Observant reader(s) of our blog may have recently noticed a seemingly subtle change to our site. No, not the new logo: that is anything but subtle (and thanks, by the way, to our friend Ilsa Loeser and her talented crew at Letterpress Communications for the logo *shameless plug*). I am referring to the subtitle of our blog. We are no longer an interfaith blog; we are now an “interfaithED” blog. This may seem an almost insignificant change, the addition of two letters, but it represents a new perspective we are taking on just what exactly we are doing.
Over the last eight to nine months, Chris and I have become less enthusiastic with the description of our blog, our podcast, and even our relationship as “interfaith.” We are, to be clear, technically interfaith: I am a Jew, and he is a Christian, but the term “interfaith” does not fully describe who we are or what we are trying to do. Usually, when people colloquially throw out the term “interfaith,” they mean one of four scenarios: 1) some combination of Christians, Jews, and Muslims getting together to discuss, “Why can’t we all just get along?” 2) some combination of Christians, Jews, and Muslims getting together to discuss all the things we have in common, so we should really all just get along, 3) a religious observance to which members of other faith communities have been invited to attend proving that we can all just get along, or 4) some combination of the above for the purpose of converting the Others, thus eliminating the need to try to all just get along.
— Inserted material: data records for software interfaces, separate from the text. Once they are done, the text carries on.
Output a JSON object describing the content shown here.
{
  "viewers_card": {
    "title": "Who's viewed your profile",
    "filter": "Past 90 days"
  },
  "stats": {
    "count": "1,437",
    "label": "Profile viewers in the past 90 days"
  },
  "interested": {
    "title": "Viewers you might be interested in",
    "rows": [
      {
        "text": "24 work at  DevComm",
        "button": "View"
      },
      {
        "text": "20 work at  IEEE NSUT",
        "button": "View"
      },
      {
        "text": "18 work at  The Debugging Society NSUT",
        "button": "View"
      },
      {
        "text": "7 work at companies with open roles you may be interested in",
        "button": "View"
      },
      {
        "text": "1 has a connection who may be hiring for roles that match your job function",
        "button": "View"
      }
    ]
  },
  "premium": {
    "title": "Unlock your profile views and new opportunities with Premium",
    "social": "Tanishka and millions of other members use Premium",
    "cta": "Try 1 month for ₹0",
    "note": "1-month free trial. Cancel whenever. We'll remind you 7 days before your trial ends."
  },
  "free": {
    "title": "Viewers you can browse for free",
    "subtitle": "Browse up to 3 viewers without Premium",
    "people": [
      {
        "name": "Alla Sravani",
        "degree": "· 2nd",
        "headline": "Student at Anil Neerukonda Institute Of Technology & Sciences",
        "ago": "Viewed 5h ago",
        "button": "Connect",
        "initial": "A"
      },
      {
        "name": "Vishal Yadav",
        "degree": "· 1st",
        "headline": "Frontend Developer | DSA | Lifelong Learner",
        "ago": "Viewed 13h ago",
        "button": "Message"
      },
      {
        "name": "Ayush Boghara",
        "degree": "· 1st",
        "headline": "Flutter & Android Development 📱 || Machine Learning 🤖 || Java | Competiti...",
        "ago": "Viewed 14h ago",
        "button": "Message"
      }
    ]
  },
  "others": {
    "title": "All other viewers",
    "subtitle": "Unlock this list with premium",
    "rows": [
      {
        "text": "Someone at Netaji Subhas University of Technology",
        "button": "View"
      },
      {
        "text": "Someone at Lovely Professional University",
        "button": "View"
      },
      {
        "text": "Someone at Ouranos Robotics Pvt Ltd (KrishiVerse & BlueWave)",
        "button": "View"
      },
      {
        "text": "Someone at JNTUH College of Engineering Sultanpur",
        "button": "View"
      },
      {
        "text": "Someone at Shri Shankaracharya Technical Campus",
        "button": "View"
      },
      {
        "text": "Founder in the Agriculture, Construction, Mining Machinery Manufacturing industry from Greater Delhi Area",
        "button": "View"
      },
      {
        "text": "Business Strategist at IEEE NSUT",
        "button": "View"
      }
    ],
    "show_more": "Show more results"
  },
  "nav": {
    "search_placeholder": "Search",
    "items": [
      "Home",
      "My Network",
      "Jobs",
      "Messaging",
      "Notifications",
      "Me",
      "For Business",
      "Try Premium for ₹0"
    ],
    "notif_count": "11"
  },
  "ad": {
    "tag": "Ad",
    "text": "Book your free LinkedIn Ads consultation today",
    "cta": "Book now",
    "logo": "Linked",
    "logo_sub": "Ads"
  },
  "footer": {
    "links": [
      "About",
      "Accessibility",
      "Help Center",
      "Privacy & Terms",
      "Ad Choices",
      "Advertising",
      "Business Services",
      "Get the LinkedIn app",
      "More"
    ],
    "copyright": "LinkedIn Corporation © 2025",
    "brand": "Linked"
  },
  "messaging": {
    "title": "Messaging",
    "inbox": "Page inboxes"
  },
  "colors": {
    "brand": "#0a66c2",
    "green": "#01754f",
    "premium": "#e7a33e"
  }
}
Not one of these even remotely describes anything Chris and I have done with our discussions, blog posts, podcasts, or Bible studies.
So what do we mean when we use the term “interfaithed” instead? To begin with, an interfaithed discussion seeks to explore the areas of difference between faiths. If all we ever talk about are the things we already know and agree on, we would never learn anything new! Where our faiths differ is what is interesting. Not just that there are places we differ, but why we differ is instructive. What do these differences teach us about each Other? If we truly want to understand what, why, and how Others believe without trying to prove their belief wrong, incomplete, or somehow inferior to our own, then it is our differences which are instructive.
A focus on differences is important for another reason as well. Our differences are what makes us useful to each other. To learn is to grow, but I can only learn new things. If I am exposed to only sameness, there is nothing new to learn, and I cannot grow. Learning new things about my own faith does create growth, but that growth is limited by what my own faith can teach me. If I am to expand my potential for growth, I must engage with ideas, people, and faiths different than my own. In other words, what Chris has taught ne about his Christianity has expanded my view of Judaism. And I believe he would say the same about me and his view of his Christian faith.
We found ourselves constricted by the term “interfaith” and so created a new moniker for what we do. We wanted to make it clear that we are not “just trying to get along.” We want anyone wishing to join in our discussions to understand our goal, to share our respect for each other and The Other. We wanted to acknowledge that in order to learn grow, and expand our view requires we put ourselves in uncomfortable situations, that we expose ourselves to “dangerous” ideas, but that learning only happens when we are uncomfortable, and ideas only seem dangerous because they come from The Other.
Words matter. What we name something matters. It is not just semantics because semantics is everything. Language creates reality. Sometimes a little ED is a good thing.